Most Americans have heard of the Iditarod Sled Dog Race. With its big corporate sponsorships and huge field of entrants, it's the Indy 500 of mushing. But there's another 1,000-mile adventure in Alaska that's more of a purist's race.
The Yukon Quest International Sled Dog Race traces the old Gold Rush trails through Alaska and Canada's Yukon. It draws mushers who want to conquer one of the world's toughest races, in one of its most remote places.
Alaskan Aaron Burmeister has run the Iditarod nine times. But this year, he set his sights on the Yukon Quest.
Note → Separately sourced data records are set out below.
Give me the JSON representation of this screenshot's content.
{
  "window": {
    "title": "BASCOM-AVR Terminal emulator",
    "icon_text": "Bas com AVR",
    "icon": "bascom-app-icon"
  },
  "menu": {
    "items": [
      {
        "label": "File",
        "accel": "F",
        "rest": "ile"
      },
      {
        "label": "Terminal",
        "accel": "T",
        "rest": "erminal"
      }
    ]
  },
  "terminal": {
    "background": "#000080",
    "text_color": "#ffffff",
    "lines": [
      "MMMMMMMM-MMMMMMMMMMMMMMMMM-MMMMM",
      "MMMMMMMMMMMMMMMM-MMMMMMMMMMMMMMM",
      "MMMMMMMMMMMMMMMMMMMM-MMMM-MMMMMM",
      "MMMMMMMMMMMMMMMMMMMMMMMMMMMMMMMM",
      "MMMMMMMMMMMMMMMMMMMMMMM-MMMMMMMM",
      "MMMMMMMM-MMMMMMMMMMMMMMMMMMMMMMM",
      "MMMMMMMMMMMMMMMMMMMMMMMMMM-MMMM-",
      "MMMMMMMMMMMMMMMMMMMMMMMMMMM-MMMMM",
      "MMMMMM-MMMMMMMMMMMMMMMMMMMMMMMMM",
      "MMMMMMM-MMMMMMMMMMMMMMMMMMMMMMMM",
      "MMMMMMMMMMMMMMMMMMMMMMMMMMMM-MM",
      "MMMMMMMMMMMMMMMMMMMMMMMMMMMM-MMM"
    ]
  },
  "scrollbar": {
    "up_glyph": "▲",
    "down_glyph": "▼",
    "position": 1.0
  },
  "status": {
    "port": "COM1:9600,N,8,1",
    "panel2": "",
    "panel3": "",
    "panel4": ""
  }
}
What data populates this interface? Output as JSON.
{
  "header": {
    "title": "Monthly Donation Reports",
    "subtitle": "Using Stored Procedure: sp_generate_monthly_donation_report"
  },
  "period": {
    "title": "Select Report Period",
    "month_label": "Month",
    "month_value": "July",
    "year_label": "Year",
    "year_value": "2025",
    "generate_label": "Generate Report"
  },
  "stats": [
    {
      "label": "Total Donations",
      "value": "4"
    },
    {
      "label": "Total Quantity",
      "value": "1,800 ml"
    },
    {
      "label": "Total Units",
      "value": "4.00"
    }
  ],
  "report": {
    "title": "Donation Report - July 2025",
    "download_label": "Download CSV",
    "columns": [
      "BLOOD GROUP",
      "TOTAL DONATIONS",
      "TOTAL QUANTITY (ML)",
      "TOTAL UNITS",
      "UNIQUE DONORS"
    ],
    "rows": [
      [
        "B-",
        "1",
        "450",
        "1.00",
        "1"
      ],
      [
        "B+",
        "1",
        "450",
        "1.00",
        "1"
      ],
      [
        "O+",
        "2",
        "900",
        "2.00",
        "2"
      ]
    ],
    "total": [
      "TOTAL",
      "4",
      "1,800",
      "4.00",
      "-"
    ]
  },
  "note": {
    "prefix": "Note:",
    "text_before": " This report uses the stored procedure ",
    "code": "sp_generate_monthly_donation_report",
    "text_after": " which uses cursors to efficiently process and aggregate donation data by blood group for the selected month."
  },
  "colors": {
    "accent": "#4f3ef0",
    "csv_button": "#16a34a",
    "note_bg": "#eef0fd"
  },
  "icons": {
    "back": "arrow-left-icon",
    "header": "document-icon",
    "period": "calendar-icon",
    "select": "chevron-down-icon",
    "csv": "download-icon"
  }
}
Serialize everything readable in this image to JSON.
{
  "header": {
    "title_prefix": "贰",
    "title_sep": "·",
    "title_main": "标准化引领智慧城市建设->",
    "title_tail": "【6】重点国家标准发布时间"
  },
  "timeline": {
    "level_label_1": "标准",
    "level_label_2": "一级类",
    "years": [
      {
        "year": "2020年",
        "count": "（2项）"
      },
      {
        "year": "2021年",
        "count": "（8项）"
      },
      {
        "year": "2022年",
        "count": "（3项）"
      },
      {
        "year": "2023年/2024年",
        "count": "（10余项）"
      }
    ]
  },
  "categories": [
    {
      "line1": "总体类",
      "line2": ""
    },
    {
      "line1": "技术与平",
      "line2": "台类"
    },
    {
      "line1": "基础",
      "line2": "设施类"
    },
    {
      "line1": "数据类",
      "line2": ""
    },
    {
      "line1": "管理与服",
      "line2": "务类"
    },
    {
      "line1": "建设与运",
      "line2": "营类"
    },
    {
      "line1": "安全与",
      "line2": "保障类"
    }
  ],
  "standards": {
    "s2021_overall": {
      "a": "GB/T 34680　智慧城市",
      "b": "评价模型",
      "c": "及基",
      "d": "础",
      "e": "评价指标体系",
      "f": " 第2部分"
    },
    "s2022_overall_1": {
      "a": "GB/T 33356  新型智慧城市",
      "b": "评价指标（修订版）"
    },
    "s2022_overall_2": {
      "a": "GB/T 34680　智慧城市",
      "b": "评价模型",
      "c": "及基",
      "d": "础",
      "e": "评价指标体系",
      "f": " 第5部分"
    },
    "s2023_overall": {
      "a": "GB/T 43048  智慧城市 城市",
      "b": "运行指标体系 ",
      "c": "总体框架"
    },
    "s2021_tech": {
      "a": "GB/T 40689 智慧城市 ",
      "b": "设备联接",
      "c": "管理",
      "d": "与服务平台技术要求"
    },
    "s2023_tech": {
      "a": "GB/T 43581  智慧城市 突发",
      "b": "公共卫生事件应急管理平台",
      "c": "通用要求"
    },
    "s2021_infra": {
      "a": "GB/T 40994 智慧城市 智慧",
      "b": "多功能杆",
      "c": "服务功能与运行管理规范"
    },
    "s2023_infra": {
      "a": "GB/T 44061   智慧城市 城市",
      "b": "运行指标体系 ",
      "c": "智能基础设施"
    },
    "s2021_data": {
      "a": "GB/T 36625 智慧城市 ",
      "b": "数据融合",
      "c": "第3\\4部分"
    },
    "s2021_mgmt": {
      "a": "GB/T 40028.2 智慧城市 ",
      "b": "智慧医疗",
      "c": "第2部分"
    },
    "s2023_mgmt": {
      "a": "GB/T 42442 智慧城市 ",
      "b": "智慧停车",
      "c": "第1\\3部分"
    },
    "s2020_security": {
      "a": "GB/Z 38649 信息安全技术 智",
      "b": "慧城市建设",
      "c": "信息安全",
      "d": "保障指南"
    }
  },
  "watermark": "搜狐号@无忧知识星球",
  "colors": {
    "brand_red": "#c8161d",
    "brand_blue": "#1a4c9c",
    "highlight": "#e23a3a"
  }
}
"Somebody that wants a mushing adventure, and seeing the country and everything else, is going to go the Quest," Burmeister says. "Somebody that wants to get their name in the biggest event in the world is going to the Iditarod."
But he also has another analysis.
"The Quest attracts a really tough, hardy crowd; Iditarod attracts egos," Burmeister says. "I guess that's one way of putting it, to be blunt."
For many in the Quest, the main goal is simply to finish. A quarter of the 28 competitors in the race from White Horse, Yukon Territory, to Alaska dropped out. Six are still on the trail.
The race has few checkpoints — only a few hospitality houses. Many nights are spent alone in the wild, with racers and dogs fending for themselves.
That isolation means that racers are often happy to see one another on the trail, both for the camaraderie and for the sense that they haven't lost their way.
Mike Jayne, who was the top rookie at last year's Iditarod, says the Quest has a friendlier feel to it, one that other competitions lack.
"It doesn't even feel like a race," Jayne says. "It's just like, a trip."
The Yukon Quest doesn't have the Iditarod's money, media attention, or crowded field. And the people involved wouldn't have it any other way.
KUAC's Libby Casey reports.